However, there have been concerns over the new plans, with the AA saying that having more private roads will lead to a ‘first class and second class’ road system, and that the increase in traffic diversions could lead to more accidents on the road. It is a worry that the only members of the public that will benefit from new privatised highways are those with enough money to pay for the tolls, whilst those in the lower earning brackets will be left to fend for themselves.
The knock-on effects of this proposal has also not been fully discussed by the government, for instance car insurance companies may be inclined to change their policies depending on whether drivers plan to use the new privatised roads. Also there needs to be considerations as to how safe these new ‘fast track’ lanes will be, and how the government will fund maintenance to roads that are not owned by companies.
There are fears that more accidents will inevitably happen on the motorways of the United Kingdom if learner drivers are to be allowed to drive on them. At the moment it is illegal to get behind the wheel on motorways until passing the driving test but Roads Minister Mike Penning plans to change the law by the summer.
Statistics from the Department for Transport (DfT) and car insurance brokers prove that motorways are the safest roads and that is partly why the majority of driving instructors are supportive of the upcoming change. The DIA (Driving Instructors Association) feel that all new drivers need to be encouraged to use the bigger roads more. However, those opposed to the change such as The RHA (Road Haulage Association) say no-one should be allowed to drive on them until after they have passed their test. Some even think that new drivers should stay off the motorway for at least six months to make sure they have enough experience behind the wheel. However, Mr Penning has confirmed that there will be no conditions like that imposed.
Roads Minister Mike Penning said: “Many new drivers are terrified of motorway driving because they do not have the skills or confidence needed. If we can show insurers someone has got skills of their own accord, I would expect them to drop their premiums proportionately and that is what I will be telling them. I hope that the extra training also brings down the high cost of insurance premiums for those new drivers.”
There are also no plans to make learning to drive on motorways compulsory, as learners from rural areas would have to travel a long way for the training.

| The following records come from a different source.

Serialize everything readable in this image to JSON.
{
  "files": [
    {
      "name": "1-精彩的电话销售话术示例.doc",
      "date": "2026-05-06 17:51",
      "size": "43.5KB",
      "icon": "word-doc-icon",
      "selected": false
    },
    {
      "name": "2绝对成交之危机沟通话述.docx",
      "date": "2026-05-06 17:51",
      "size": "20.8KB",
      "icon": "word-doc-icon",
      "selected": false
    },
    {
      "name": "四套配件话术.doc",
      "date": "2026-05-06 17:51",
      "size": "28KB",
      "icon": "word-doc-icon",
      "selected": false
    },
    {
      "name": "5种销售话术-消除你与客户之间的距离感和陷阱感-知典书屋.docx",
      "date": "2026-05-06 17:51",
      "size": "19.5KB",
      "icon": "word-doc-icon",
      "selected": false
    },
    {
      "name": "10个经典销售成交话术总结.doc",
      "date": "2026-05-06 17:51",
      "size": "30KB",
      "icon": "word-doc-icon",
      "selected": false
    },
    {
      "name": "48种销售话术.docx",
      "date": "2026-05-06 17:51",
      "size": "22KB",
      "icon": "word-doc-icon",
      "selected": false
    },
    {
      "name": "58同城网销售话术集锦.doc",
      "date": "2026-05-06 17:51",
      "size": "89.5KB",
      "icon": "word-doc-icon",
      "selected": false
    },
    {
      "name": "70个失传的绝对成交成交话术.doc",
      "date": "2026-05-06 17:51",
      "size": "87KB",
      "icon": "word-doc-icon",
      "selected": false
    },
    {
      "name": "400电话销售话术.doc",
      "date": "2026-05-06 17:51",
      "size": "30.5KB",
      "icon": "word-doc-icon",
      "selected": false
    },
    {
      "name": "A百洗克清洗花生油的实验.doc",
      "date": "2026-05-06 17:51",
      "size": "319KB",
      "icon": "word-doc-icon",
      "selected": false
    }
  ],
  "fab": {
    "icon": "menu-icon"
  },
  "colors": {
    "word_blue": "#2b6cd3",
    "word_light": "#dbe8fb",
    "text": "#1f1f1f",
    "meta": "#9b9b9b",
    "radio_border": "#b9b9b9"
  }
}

The change would apply across England, Wales and Scotland while the Northern Ireland Assembly are considering it and will announce their final decision shortly.